2007 $3,215,735,140.00 65994 $48,727.69
2015 $3,333,836,970.00 83102 $40,117.41
-17.67%
Source: Johns Creek CAFR 2015

Why are residents from years past seeing such a drop in values for their community at large over time? The drop in housing prices from the recession is behind most communities in our area and should certainly be behind us in Johns Creek.

I’ll blame that in large part to the additional higher density housing which has been added over the years and continues to be added even as we speak.

Those that move into higher density developments are those that are not buying the current real estate stock we have in Johns Creek.  Fewer buyers for that real estate naturally lowers the selling prices of the real estate.  Yes indeed, the supply and demand curve you had to learn about in high school and college is actually meaningful.

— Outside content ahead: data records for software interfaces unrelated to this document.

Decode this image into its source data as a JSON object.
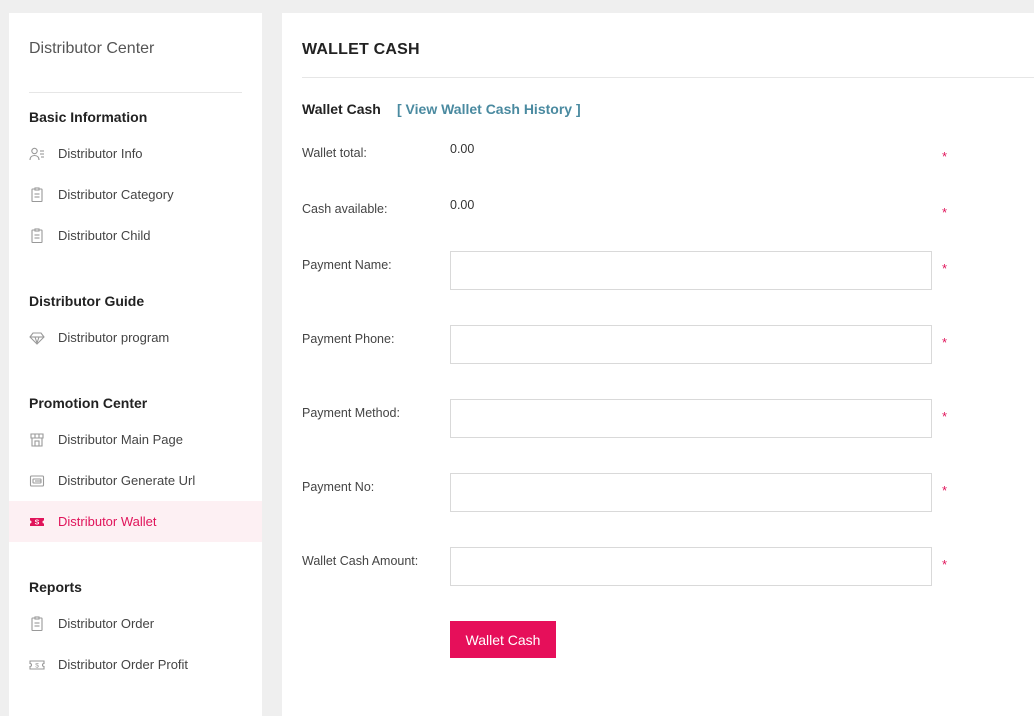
{
  "sidebar": {
    "title": "Distributor Center",
    "sections": [
      {
        "heading": "Basic Information",
        "items": [
          {
            "label": "Distributor Info",
            "icon": "user-list-icon"
          },
          {
            "label": "Distributor Category",
            "icon": "document-icon"
          },
          {
            "label": "Distributor Child",
            "icon": "document-icon"
          }
        ]
      },
      {
        "heading": "Distributor Guide",
        "items": [
          {
            "label": "Distributor program",
            "icon": "diamond-icon"
          }
        ]
      },
      {
        "heading": "Promotion Center",
        "items": [
          {
            "label": "Distributor Main Page",
            "icon": "storefront-icon"
          },
          {
            "label": "Distributor Generate Url",
            "icon": "link-card-icon"
          },
          {
            "label": "Distributor Wallet",
            "icon": "wallet-icon",
            "active": true
          }
        ]
      },
      {
        "heading": "Reports",
        "items": [
          {
            "label": "Distributor Order",
            "icon": "document-icon"
          },
          {
            "label": "Distributor Order Profit",
            "icon": "ticket-icon"
          }
        ]
      }
    ]
  },
  "main": {
    "title": "WALLET CASH",
    "subtitle": "Wallet Cash",
    "history_link": "[ View Wallet Cash History ]",
    "fields": {
      "wallet_total": {
        "label": "Wallet total:",
        "value": "0.00"
      },
      "cash_available": {
        "label": "Cash available:",
        "value": "0.00"
      },
      "payment_name": {
        "label": "Payment Name:",
        "value": ""
      },
      "payment_phone": {
        "label": "Payment Phone:",
        "value": ""
      },
      "payment_method": {
        "label": "Payment Method:",
        "value": ""
      },
      "payment_no": {
        "label": "Payment No:",
        "value": ""
      },
      "wallet_cash_amount": {
        "label": "Wallet Cash Amount:",
        "value": ""
      }
    },
    "required_mark": "*",
    "submit_label": "Wallet Cash"
  },
  "colors": {
    "accent": "#e60f5a",
    "link": "#4a8aa0",
    "active_bg": "#fdf0f3",
    "page_bg": "#efefef"
  }
}
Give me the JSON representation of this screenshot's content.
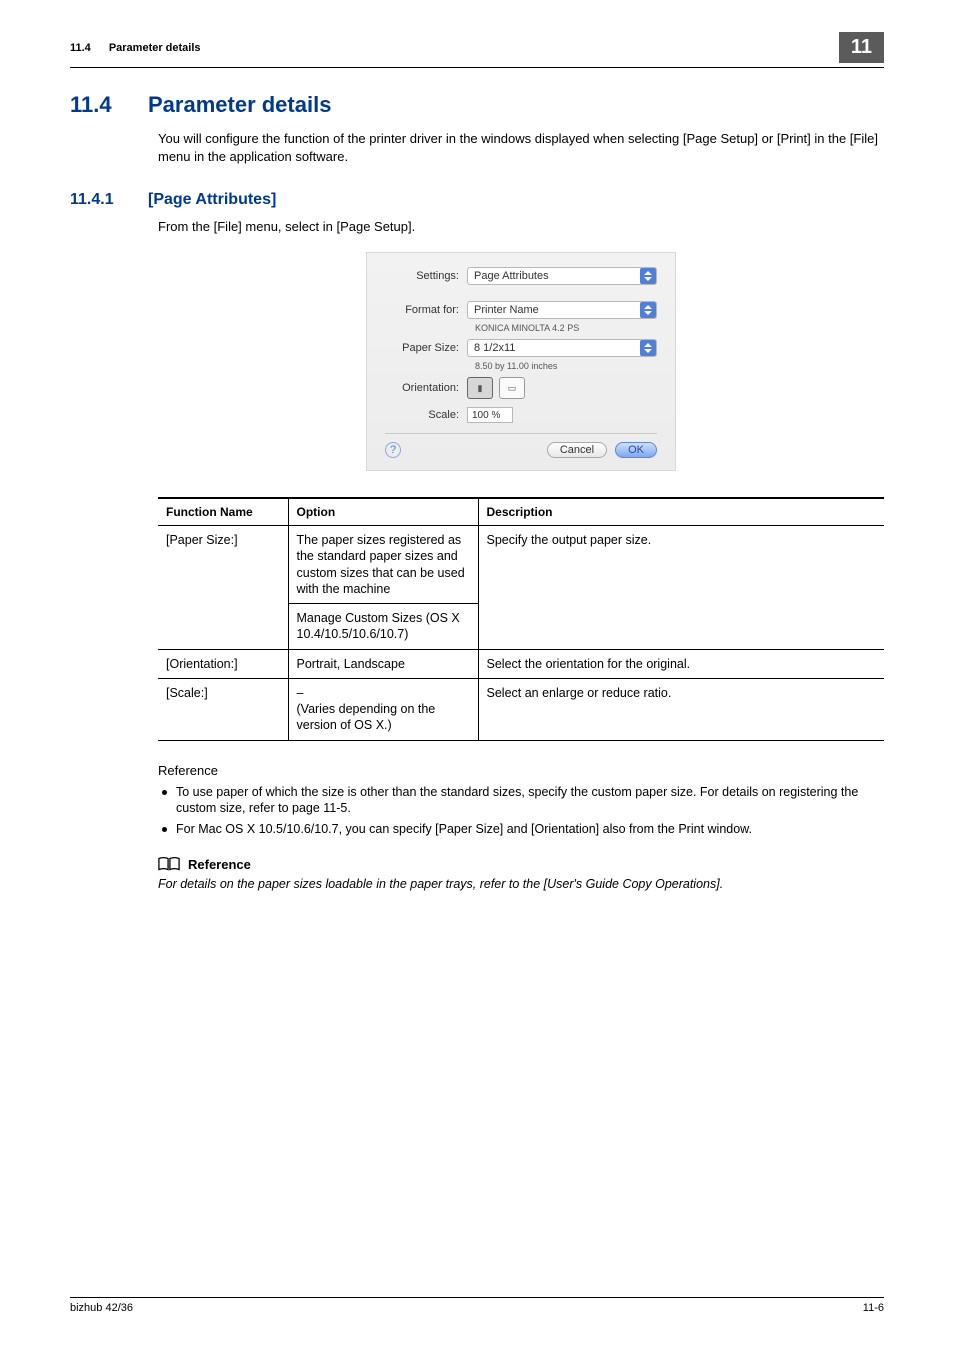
{
  "header": {
    "section_no": "11.4",
    "section_title": "Parameter details",
    "chapter_no": "11"
  },
  "h1": {
    "num": "11.4",
    "title": "Parameter details",
    "intro": "You will configure the function of the printer driver in the windows displayed when selecting [Page Setup] or [Print] in the [File] menu in the application software."
  },
  "h2": {
    "num": "11.4.1",
    "title": "[Page Attributes]",
    "intro": "From the [File] menu, select in [Page Setup]."
  },
  "dialog": {
    "settings_label": "Settings:",
    "settings_value": "Page Attributes",
    "format_label": "Format for:",
    "format_value": "Printer Name",
    "format_note": "KONICA MINOLTA 4.2 PS",
    "paper_label": "Paper Size:",
    "paper_value": "8 1/2x11",
    "paper_note": "8.50 by 11.00 inches",
    "orient_label": "Orientation:",
    "scale_label": "Scale:",
    "scale_value": "100 %",
    "cancel": "Cancel",
    "ok": "OK",
    "help": "?"
  },
  "table": {
    "headers": {
      "fn": "Function Name",
      "opt": "Option",
      "desc": "Description"
    },
    "rows": [
      {
        "fn": "[Paper Size:]",
        "opt1": "The paper sizes registered as the standard paper sizes and custom sizes that can be used with the machine",
        "opt2": "Manage Custom Sizes (OS X 10.4/10.5/10.6/10.7)",
        "desc": "Specify the output paper size."
      },
      {
        "fn": "[Orientation:]",
        "opt": "Portrait, Landscape",
        "desc": "Select the orientation for the original."
      },
      {
        "fn": "[Scale:]",
        "opt": "–\n(Varies depending on the version of OS X.)",
        "desc": "Select an enlarge or reduce ratio."
      }
    ]
  },
  "ref": {
    "heading": "Reference",
    "items": [
      "To use paper of which the size is other than the standard sizes, specify the custom paper size. For details on registering the custom size, refer to page 11-5.",
      "For Mac OS X 10.5/10.6/10.7, you can specify [Paper Size] and [Orientation] also from the Print window."
    ],
    "icon_heading": "Reference",
    "italic": "For details on the paper sizes loadable in the paper trays, refer to the [User's Guide Copy Operations]."
  },
  "footer": {
    "left": "bizhub 42/36",
    "right": "11-6"
  }
}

Additionally, all of this “new” higher density living is coming in at average price points below what the average homes in Johns Creek are worth.

So we have less demand lowering selling points and lower prices units pulling down the averages as well.

Also interestingly enough the amount of commercial real estate per resident is rising.

Commercial Property Value Per Capita
Year Commercial Property Value Population
2007 $691,897,960.00 65994 $10,484.26
2015 $879,818,130.00 83102 $10,587.21
0.98%
Source: Johns Creek CAFR 2015

So as residential property values fall per resident, commercial property values are rising per resident.

I doubt that has been the objective of many of the residents within our community.  Those that reside on Findley Road at City Hall are undoubtedly happy about this outcome, however.

After all, they are the ones who continue to vote and push us along this path of more commercial development and higher density housing.

 

 

 

 

 

Worsening Economic Conditions: Where’s the Growth?

Today’s GDP report paints a bleak picture.  GDP for the first quarter was revised down to 0.8%.  The second quarter of 2016 came out at 1.2%, and will likely be revised lower.

Here is what they also released, but are not talking about:

Corporate profits before and after taxes have also been revised back to the first quarter of 2013.  And it is bleak.

Remember that businesses do not go into business just to sell you goods and services.  They do so to sell you goods and services to generate profits.

Would you trudge off to work every day to earn less than you did last year? And less than you did two years ago?  Or would you make some changes? Continue reading

(*) Local Option Sales Taxes- How We Are Ripping Ourselves Off

Chances are, you have cast votes on more than one occasion to tax yourself via sales tax for education. traffic or other local projects.  Chances are, you, like many others, felt it was just a penny here and there, and chances are you bought into the notion that others from outside your jurisdiction would also be paying the tax, which is a win-win for all but those outside of your community.

tax dollars

And chances are, you’d be wrong. Continue reading

Play or Pay: How We Are Subject to TSPLOST Extortion

Cities in Fulton County are being held up at legislative gunpoint in Fulton County, Georgia, and if they do not play along with how the rules have been written by the State Legislature, their constituents will pay the price.

Cities within Fulton County (I live in Johns Creek) are required to either get on board with a Transportation Local Option Sales Tax (TSPLOST) or run the risk of having the TSPLOST passed in the fall of 2016, and their jurisdictions be subject to the tax and receive nothing. Continue reading

Why Aren’t You Getting That Raise?

Janet Yellen and the Federal Reserve Bank have a problem.  The economy is weakening by the most basic of measurements and yet, they have continued to tell us things are getting better.

The most basic of measurements of employee productivity clearly show otherwise.

The amount of profit earned after taxes annually per employee on behalf of businesses has fallen to a six year low.  For how long overall will American businesses attempt to expand if they are generating less profit per employee? Continue reading